DATA.
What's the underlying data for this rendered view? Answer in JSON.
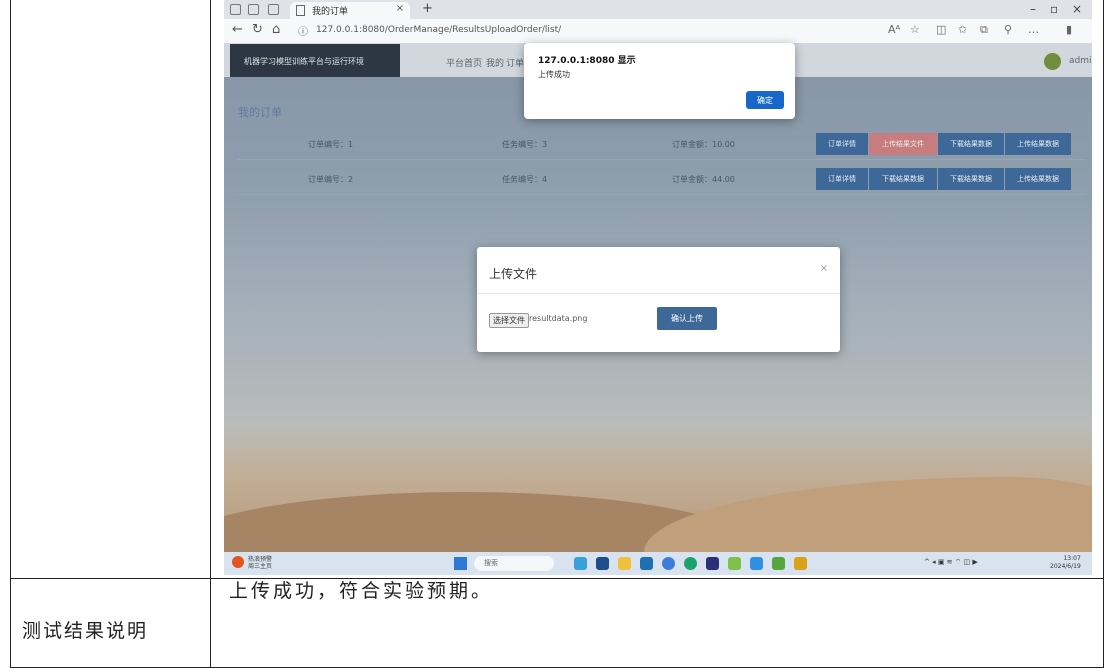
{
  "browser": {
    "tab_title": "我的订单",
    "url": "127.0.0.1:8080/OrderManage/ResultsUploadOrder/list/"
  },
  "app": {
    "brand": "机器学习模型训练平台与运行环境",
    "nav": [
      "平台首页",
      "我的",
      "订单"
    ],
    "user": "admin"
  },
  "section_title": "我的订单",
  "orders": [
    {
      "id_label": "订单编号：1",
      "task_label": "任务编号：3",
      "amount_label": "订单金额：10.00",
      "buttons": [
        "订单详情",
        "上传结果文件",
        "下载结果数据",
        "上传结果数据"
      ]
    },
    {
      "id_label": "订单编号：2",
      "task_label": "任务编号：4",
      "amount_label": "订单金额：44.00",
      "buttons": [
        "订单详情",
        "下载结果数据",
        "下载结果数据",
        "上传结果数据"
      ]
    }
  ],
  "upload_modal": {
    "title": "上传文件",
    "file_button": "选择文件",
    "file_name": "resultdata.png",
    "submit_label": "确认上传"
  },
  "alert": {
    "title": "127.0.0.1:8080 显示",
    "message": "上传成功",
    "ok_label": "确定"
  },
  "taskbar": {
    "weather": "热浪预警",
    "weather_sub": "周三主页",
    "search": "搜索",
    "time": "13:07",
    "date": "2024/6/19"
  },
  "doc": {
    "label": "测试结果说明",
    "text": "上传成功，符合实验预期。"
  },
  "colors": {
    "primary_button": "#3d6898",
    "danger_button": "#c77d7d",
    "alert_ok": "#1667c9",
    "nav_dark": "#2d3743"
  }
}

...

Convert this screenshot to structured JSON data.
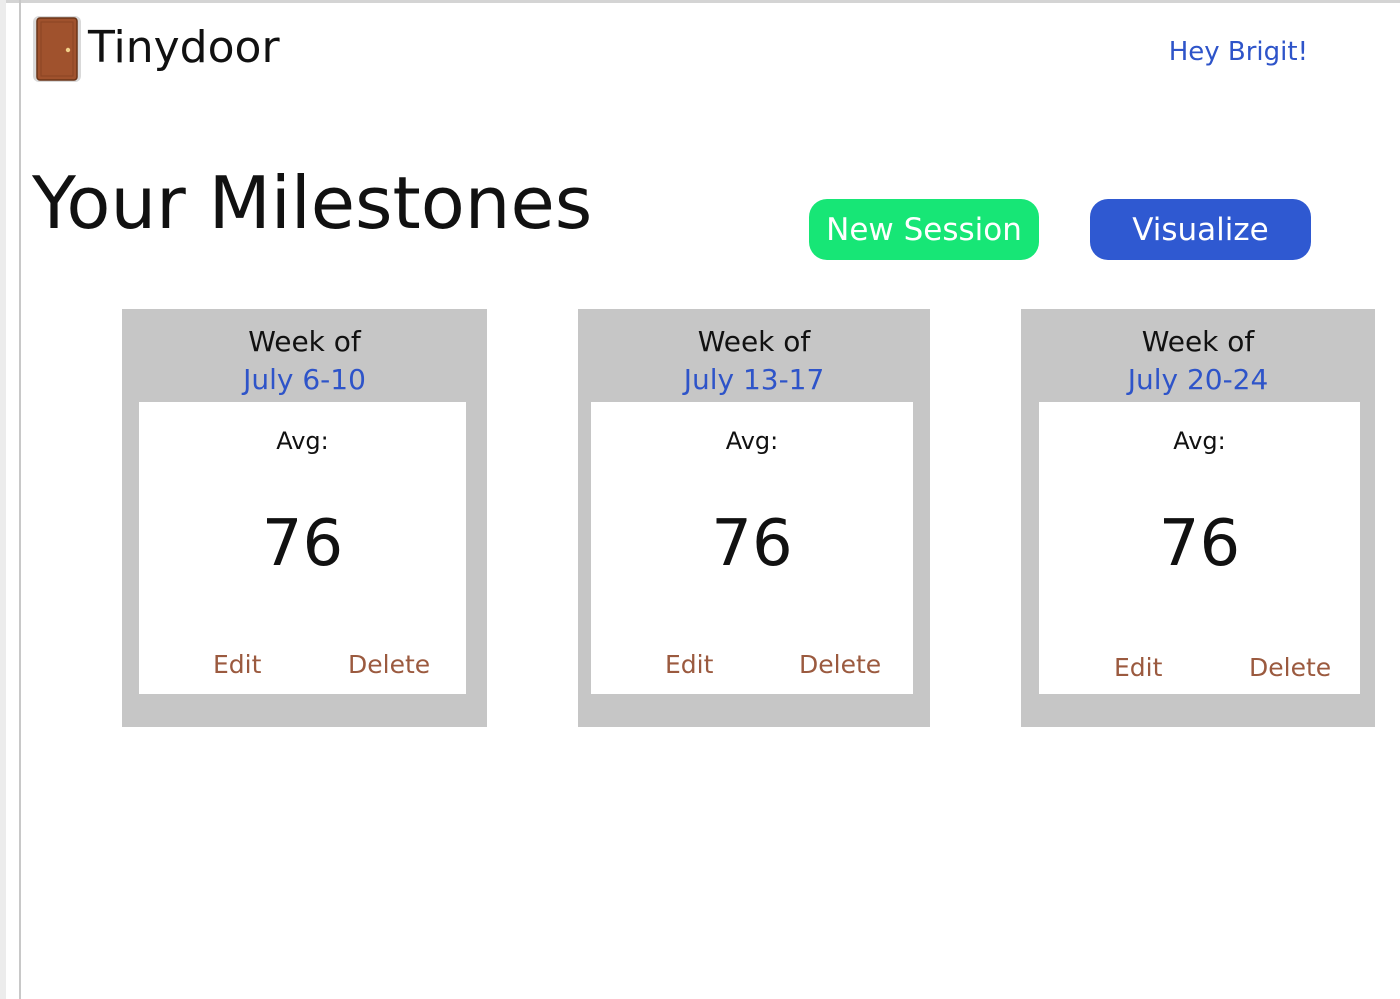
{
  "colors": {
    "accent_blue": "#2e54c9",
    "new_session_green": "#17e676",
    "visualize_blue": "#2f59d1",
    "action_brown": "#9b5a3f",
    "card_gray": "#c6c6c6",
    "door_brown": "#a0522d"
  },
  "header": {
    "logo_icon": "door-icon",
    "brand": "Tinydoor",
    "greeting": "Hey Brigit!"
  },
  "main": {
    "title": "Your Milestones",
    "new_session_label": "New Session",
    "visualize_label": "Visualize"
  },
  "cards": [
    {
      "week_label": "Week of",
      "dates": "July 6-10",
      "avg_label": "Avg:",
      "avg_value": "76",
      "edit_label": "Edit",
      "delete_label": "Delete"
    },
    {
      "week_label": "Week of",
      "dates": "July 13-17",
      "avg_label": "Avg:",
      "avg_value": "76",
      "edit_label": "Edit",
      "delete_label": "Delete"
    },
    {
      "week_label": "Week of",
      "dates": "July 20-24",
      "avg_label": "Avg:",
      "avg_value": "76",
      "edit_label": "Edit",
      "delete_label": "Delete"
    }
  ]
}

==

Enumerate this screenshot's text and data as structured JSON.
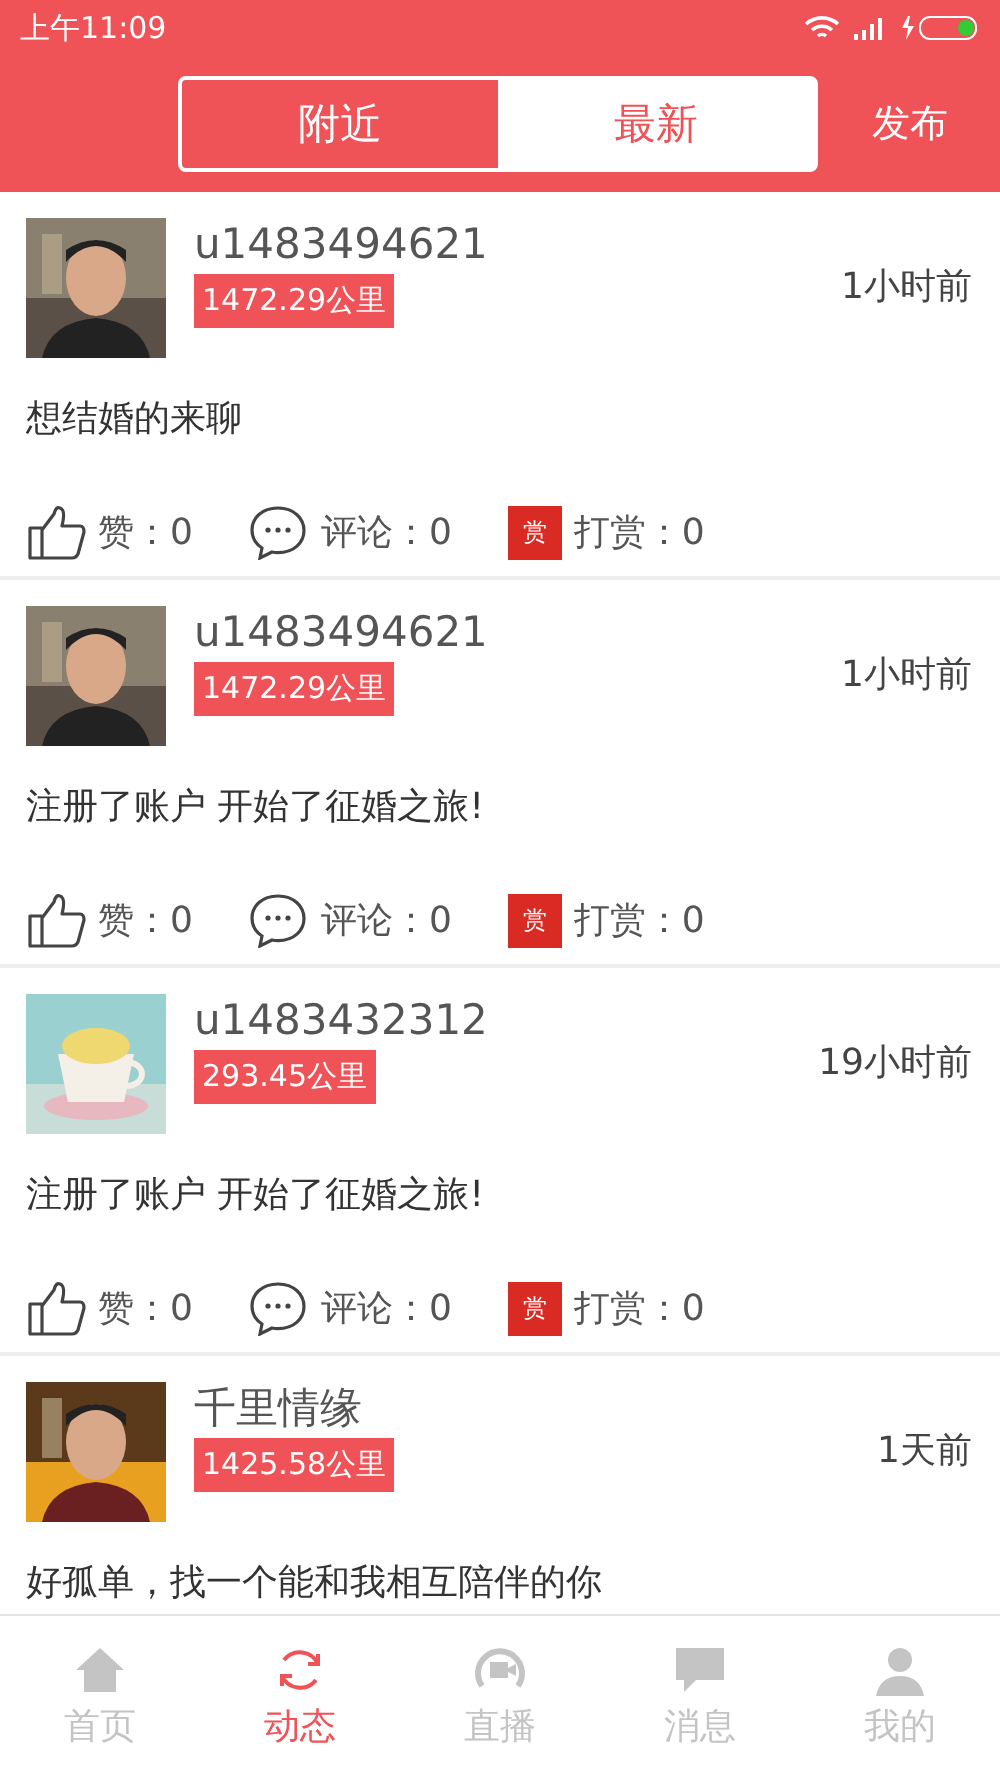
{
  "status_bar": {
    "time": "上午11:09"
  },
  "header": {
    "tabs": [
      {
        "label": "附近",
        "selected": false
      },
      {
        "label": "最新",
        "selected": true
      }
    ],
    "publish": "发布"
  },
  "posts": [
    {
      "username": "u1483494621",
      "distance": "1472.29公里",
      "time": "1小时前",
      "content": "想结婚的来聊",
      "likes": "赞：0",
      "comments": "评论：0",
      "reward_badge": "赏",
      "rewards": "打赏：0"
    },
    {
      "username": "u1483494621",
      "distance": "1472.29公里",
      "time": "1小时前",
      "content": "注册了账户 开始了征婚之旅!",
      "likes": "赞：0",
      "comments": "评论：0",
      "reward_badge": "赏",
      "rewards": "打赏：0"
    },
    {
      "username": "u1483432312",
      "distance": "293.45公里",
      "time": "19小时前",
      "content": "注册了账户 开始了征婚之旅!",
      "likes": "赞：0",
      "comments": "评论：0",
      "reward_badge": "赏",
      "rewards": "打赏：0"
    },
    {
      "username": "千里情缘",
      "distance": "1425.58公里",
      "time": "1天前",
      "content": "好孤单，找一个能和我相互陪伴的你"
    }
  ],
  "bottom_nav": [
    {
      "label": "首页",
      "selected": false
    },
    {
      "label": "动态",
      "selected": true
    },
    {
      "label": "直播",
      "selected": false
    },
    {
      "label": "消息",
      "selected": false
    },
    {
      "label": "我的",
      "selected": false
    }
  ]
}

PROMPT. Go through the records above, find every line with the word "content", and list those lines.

RESULT.
      "content": "想结婚的来聊",
      "content": "注册了账户 开始了征婚之旅!",
      "content": "注册了账户 开始了征婚之旅!",
      "content": "好孤单，找一个能和我相互陪伴的你"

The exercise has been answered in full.